At the east end there is a small wooden building and later (in 1825) a brick one. These were replaced in 1873 by a two story wooden building at a cost of $5,350. This structure still [in 1938] remains in its original site.
District No. 3's school was located on Mill Road just beyond Ann's Lane. When districts were discontinued it was moved to Dearborn Ave. where it is now  used as the home by Mr. Eastman and family.
The north end school was located on Lafayette Road just above the Marston homestead. It was moved across the road and is now  in use as a shed.
The Bride Hill school was on Exeter Road just this side of the car barn. The last structure, a brick building, has been torn down.
The Drakeside school was in the corner of the Hampton Falls and Drakeside roads. It was burned down just a few years ago.
All through these early years, schools have been maintained, but thus far, no person or persons appear to have been appointed to supervise them. In 1801, the town voted, "A committee to examine our schools to the year ensuing." The selectmen were directed to raise what money the law required for the support of the schools, and to take advice of the school committee on how the money might be laid out to the best advantage.
In a few instances during the nineteenth century, the town failed to have a school committee but generally a committee was chosen at the town meeting or appointed by the selectmen. A few years it consisted of five persons, more frequently three, but for many years of only one. The reports of these committees appear in the town reports and in many cases reveal a clear view of the school problems. They are interesting reading and relate many homely situations much different from our day, and yet you are impressed more with the similarity than the contrast.
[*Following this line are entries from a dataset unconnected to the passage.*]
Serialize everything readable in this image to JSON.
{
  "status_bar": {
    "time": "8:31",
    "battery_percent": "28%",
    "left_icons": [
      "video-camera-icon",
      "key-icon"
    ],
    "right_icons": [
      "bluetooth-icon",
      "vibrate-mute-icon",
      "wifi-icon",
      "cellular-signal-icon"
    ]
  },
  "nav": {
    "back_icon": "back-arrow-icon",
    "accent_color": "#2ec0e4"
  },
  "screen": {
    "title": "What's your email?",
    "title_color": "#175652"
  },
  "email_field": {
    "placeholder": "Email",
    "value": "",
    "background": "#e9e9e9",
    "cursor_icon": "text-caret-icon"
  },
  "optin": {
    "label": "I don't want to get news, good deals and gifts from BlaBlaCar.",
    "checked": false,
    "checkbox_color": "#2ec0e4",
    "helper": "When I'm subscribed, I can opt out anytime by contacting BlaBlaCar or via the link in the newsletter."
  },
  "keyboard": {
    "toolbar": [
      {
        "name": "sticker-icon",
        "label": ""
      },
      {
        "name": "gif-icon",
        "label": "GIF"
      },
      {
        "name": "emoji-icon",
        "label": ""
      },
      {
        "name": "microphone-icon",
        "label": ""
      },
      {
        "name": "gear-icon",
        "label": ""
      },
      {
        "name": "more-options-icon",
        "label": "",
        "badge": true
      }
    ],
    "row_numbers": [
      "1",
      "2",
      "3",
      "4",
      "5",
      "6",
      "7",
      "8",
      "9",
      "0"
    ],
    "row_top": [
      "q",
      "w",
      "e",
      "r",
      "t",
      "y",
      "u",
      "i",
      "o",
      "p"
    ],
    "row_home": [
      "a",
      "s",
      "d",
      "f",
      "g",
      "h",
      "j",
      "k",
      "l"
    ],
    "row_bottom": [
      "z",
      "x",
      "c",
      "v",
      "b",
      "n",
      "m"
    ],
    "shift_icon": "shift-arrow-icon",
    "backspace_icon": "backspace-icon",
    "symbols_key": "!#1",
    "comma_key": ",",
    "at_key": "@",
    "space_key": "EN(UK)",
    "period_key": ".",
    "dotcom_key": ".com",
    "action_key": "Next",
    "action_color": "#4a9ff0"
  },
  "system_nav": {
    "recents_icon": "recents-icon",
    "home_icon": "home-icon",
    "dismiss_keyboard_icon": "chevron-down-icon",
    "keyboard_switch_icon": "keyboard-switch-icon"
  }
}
One of the most outstanding of these superintendents is Dr. William T. Merrill whose energy and enthusiasm led to the union of Academy and high-school having a specified course of study in 1885. Thus the completion of a unified system of twelve grades with promotion to the high school carried the school into a new era.
The year 1885 then marks the opening of a new arrangement. The union of Academy and high-school rounding out the public school system and twelve full years of work, school districts were abolished by law causing the establishment of one grammer (sic) school for the town with such primary schools as were deemed necessary. Promotion then from the first grade of the primary school to the last grade of the high school with graduation as an incentive became possible. The new plan was at once a success and has been continued with some modification ever since.
Another important event was the decision to combine all the schools in one modern building. There had been many inconveniences such as the pupils of the 7th and 8th grades marching up to the Academy from the grammer school to take classes in French, domestic arts, and manual training. It was decided to locate the new building on the site that had been used for schools for so many years. Commissioner Pringle spoke at the dedication, March 29, 1922 saying that Hampton was one of the pioneers in education in the state. With the opening of the school in September the ninth grade was move down from the Academy to relieve crowded conditions thereby creating the Hampton Junior High School. Thus we have the system that now  is: six individual grades, three years of Junior High School and three years in the Senior High School.